In a world where we replace our technology every two or three years, wouldn’t it be nice to simply update what we already have?
For appliance makers worldwide, making sure their products are synonymous with all things ‘smart’ and ‘connected’ is the new imperative. Things that were previously un-technological have suddenly sprouted circuits, and soon our bed and shower will gossip on how well we slept, or what our preferred temperature and duration for showering is. Yet, there seems to be a lag between the hype that all these new gizmos are getting, and how many people are actually out there buying them. What is this discrepancy about, and why does it exist?
As with all novel technologies, Internet of Things products follow the famous bell curve of the innovation adoption lifecycle, in which new tech hits the critical mass in five total waves, starting from innovators and moving on to early adopters, early majority, late majority and laggards. Right now, we’re somewhere in the second stage (early adopters), when smart things have already hit the shelves commercially, yet most people don’t know about them.
More limited in availability, things like quality VR headsets, wearables and drones often retail at expensive price points, or necessitate a high technical competence, which keeps them out of reach for the general public. Early adopters are customers of innovators, who accept early versions of a product, bugs and all, in exchange for early access to an advantageous new technology. They’re voluntary guinea pigs helping to popularize VR, AI, and of course, IoT.
So how do we make the jump from early adopter to early majority, and why hasn’t it happened yet?
While the distribution of new technologies can certainly happen organically, it takes time for the world to catch on. More often than not, it takes a tastemaker actively participating in democratizing said technology for it to get into the hands of less experimental users. A good example of pioneering accessibility that we’ve seen recently is Google Cardboard (which led to the release of the Gear VR, Daydream and PSVR, among many other cheap, consumer-friendly headwear). The Internet of Things space needs its own Google Cardboard. Something cheap and effective, that uses what’s already available without requiring any add-ons.

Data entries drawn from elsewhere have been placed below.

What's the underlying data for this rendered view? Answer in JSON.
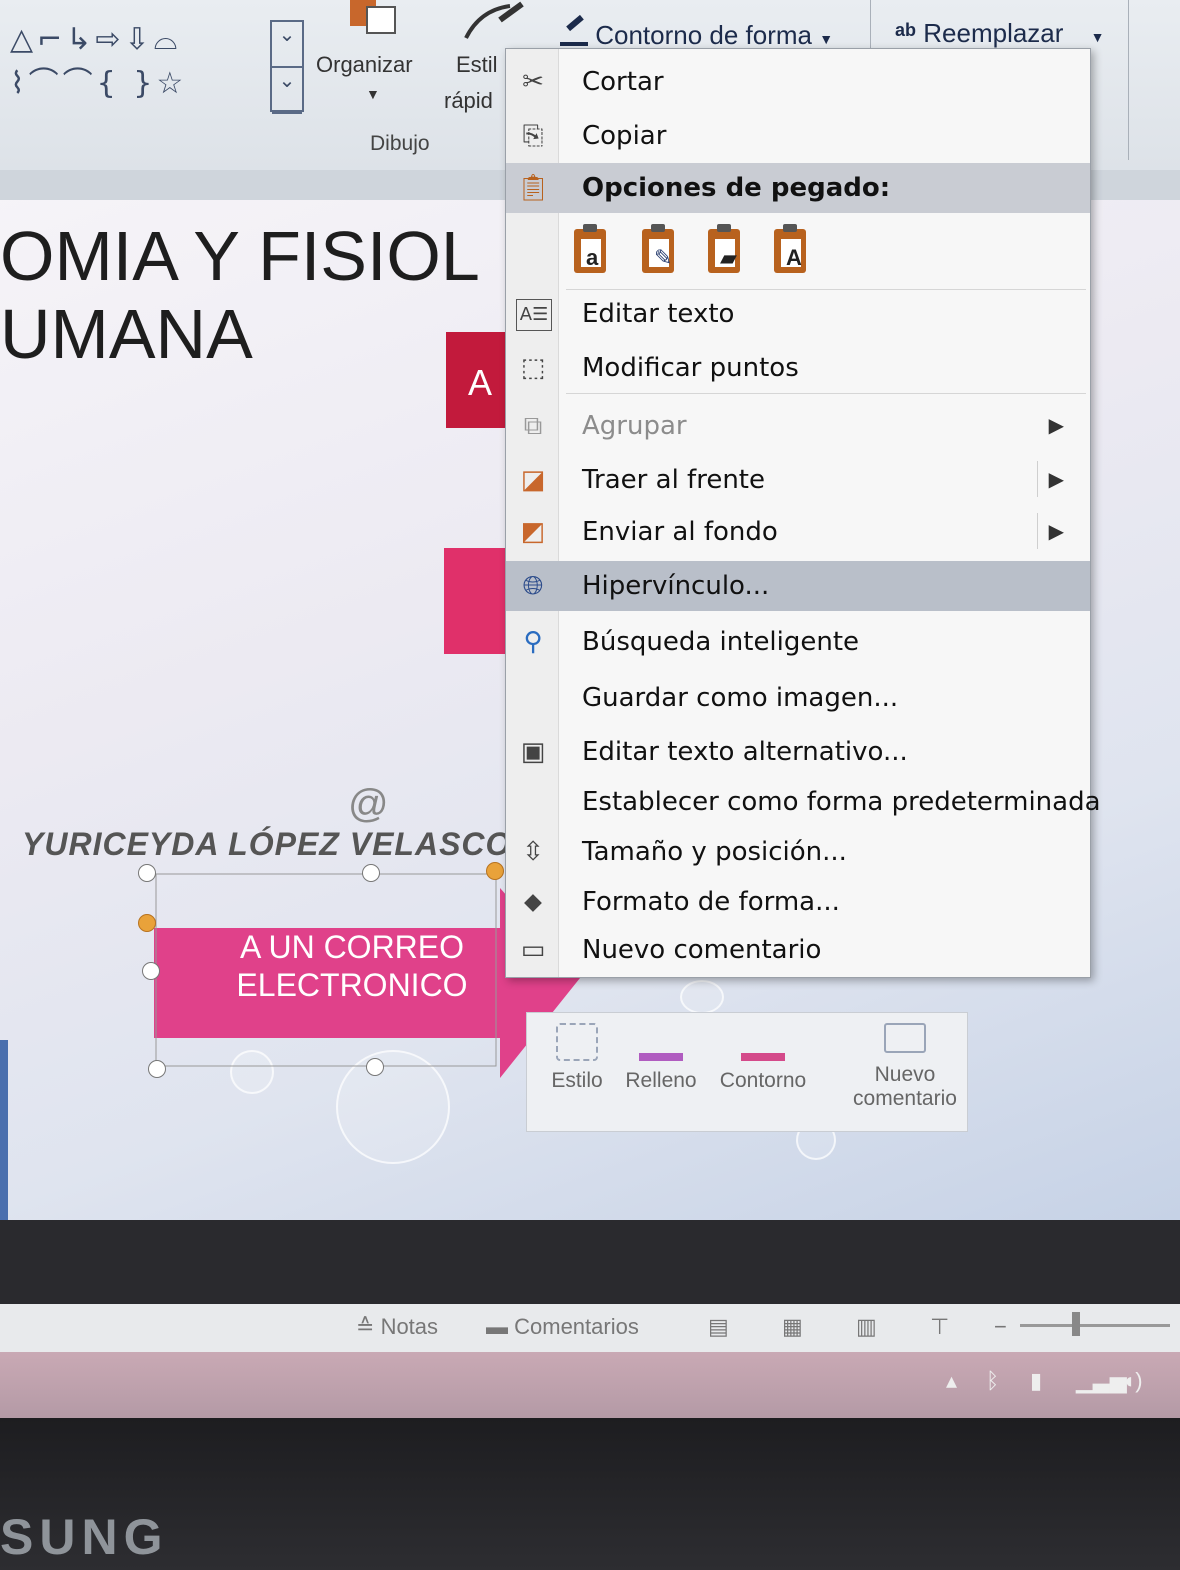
{
  "ribbon": {
    "shapes_row1": "△⌐↳⇨⇩⌓",
    "shapes_row2": "⌇⌒⌒{ }☆",
    "organizar": "Organizar",
    "estilos_top": "Estil",
    "estilos_bottom": "rápid",
    "dibujo_group": "Dibujo",
    "contorno_forma": "Contorno de forma",
    "reemplazar_icon": "ab",
    "reemplazar": "Reemplazar"
  },
  "slide": {
    "title_line1": "OMIA Y FISIOL",
    "title_line2": "UMANA",
    "red_box_letter": "A",
    "author": "YURICEYDA LÓPEZ VELASCO",
    "arrow_label_line1": "A UN CORREO",
    "arrow_label_line2": "ELECTRONICO"
  },
  "context_menu": {
    "cortar": "Cortar",
    "copiar": "Copiar",
    "opciones_pegado": "Opciones de pegado:",
    "editar_texto": "Editar texto",
    "modificar_puntos": "Modificar puntos",
    "agrupar": "Agrupar",
    "traer_al_frente": "Traer al frente",
    "enviar_al_fondo": "Enviar al fondo",
    "hipervinculo": "Hipervínculo...",
    "busqueda_inteligente": "Búsqueda inteligente",
    "guardar_como_imagen": "Guardar como imagen...",
    "editar_texto_alternativo": "Editar texto alternativo...",
    "establecer_predeterminada": "Establecer como forma predeterminada",
    "tamano_posicion": "Tamaño y posición...",
    "formato_forma": "Formato de forma...",
    "nuevo_comentario": "Nuevo comentario"
  },
  "mini_toolbar": {
    "estilo": "Estilo",
    "relleno": "Relleno",
    "contorno": "Contorno",
    "nuevo_line1": "Nuevo",
    "nuevo_line2": "comentario"
  },
  "status_bar": {
    "notas": "Notas",
    "comentarios": "Comentarios"
  },
  "device": {
    "brand": "SUNG"
  },
  "colors": {
    "selection_highlight": "#b9bfc9",
    "arrow_pink": "#e0418a",
    "red_box": "#c21a3c",
    "menu_icon_orange": "#b8621e"
  }
}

Truth is, we’ve seen some great examples of this on PSFK already. Roost’s IoT-enabled battery upgrades a standard fire detector into a connected device to provide alerts on water leaks, irregular temperatures and humidity levels. The Eight Sleep Tracker covers any mattress comfortably and unobtrusively, and provides home integration with other bedroom products, sleep tracking for taking corrective measures, bed warming and a smart alarm. Still under development, the Objectifier is a camera you embed in any electronic device to control it through various customizable gestures. RearVision is a replaceable frame for your car’s license plate, designed as an easy-to-install backup camera which feeds 180-degree video directly to your smartphone.
What all of these devices do is effectively ‘upgrade’ a preexisting device we’re already accustomed to using, instead of replacing the hardware or interface altogether. This affords consumers more control over their devices by expanding capabilities without sacrificing familiarity. It also saves them money because they’re purchasing an ‘add on’ instead of a next-gen version of the something they already have.
There’s a reason why smart locks, not smart doors exist – it would simply be too impractical to replace the whole thing. Similarly, consumers seem to share the same philosophy when purchasing IoT products. To reach an audience in no hurry to ditch their current device, manufacturers will have to augment ‘dumb’ devices, not try to replace them.